* [What is required] Would you find each line in the entries below with the string "Free" and copy it?

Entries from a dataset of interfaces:
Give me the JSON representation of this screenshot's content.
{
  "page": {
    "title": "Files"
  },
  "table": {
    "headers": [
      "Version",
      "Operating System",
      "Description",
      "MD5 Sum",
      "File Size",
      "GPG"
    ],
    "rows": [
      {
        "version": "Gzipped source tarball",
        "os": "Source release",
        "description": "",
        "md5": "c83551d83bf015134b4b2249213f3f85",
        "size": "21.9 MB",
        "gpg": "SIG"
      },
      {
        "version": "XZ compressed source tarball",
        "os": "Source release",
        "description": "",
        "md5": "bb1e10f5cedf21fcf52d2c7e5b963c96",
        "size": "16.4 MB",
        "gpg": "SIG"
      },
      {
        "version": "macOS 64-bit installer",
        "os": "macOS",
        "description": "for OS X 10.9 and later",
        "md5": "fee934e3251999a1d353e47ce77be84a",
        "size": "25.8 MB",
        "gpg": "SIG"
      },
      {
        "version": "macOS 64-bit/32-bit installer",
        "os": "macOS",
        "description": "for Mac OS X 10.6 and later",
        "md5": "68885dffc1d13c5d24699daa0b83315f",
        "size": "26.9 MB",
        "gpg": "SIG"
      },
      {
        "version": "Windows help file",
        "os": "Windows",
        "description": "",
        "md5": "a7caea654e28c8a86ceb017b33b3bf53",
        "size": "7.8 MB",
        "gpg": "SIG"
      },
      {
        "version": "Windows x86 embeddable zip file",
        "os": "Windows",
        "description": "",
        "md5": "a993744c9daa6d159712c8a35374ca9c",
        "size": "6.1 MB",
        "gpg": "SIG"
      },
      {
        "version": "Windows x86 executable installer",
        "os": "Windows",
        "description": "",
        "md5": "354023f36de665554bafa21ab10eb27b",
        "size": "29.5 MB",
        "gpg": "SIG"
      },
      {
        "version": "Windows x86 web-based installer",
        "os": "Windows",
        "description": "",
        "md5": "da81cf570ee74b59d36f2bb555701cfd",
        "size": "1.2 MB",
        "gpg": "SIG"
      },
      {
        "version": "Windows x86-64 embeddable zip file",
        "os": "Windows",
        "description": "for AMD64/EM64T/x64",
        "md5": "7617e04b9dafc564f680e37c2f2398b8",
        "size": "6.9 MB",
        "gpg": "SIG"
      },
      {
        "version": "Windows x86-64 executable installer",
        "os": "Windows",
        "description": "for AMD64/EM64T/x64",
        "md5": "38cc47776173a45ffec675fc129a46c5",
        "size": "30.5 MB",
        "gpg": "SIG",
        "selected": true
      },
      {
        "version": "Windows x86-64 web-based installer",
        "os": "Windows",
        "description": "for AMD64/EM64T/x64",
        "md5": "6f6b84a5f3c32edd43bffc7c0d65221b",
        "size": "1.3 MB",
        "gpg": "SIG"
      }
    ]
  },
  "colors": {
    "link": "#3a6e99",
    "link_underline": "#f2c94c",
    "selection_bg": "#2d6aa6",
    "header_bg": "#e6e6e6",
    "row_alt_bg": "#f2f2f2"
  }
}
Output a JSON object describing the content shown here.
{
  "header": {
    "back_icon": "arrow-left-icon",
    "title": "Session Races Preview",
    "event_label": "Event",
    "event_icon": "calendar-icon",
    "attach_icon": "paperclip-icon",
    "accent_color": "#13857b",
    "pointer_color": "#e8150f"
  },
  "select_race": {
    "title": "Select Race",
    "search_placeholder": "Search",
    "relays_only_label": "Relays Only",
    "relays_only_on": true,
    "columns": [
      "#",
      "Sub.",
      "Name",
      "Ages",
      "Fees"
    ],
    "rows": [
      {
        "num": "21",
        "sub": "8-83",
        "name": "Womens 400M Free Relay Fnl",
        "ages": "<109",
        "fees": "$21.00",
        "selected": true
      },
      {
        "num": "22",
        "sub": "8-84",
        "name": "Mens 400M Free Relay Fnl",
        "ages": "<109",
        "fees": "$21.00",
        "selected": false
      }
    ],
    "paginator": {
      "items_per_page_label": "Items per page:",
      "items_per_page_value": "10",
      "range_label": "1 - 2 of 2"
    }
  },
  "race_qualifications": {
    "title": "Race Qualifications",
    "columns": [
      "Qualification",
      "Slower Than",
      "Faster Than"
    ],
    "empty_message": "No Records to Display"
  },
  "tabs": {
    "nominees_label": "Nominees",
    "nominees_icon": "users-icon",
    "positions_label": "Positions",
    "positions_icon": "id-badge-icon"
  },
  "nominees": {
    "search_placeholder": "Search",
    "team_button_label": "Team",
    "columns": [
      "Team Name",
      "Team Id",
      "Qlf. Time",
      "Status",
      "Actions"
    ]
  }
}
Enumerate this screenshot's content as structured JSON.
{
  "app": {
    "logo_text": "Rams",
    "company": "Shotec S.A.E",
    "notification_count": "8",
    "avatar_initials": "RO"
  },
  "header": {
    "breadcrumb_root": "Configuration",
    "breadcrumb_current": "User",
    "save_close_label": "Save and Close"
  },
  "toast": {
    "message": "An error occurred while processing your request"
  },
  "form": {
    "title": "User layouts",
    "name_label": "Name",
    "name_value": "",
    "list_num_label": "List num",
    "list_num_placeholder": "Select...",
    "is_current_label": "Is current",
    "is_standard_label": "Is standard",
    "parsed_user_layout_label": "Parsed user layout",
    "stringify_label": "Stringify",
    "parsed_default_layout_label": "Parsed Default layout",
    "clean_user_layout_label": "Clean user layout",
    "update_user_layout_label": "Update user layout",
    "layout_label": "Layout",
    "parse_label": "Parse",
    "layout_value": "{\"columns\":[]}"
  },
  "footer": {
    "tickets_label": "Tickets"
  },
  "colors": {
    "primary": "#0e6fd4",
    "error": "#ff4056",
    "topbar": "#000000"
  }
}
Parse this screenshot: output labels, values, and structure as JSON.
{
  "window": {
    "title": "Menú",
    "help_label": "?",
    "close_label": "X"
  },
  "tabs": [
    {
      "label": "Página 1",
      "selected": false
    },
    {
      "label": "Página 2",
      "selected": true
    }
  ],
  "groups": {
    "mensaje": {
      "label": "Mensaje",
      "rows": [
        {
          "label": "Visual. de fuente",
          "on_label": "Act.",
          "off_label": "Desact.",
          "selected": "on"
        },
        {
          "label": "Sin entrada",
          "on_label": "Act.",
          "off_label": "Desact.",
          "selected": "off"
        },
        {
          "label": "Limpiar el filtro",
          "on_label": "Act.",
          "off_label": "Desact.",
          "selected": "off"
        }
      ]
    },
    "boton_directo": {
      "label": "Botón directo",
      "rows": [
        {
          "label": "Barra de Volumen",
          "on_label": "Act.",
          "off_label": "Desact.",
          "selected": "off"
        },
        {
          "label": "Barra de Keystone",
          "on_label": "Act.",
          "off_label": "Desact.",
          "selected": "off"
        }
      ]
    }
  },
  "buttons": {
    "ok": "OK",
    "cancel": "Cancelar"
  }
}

* [Response to this exercise]
        "name": "Womens 400M Free Relay Fnl",
        "name": "Mens 400M Free Relay Fnl",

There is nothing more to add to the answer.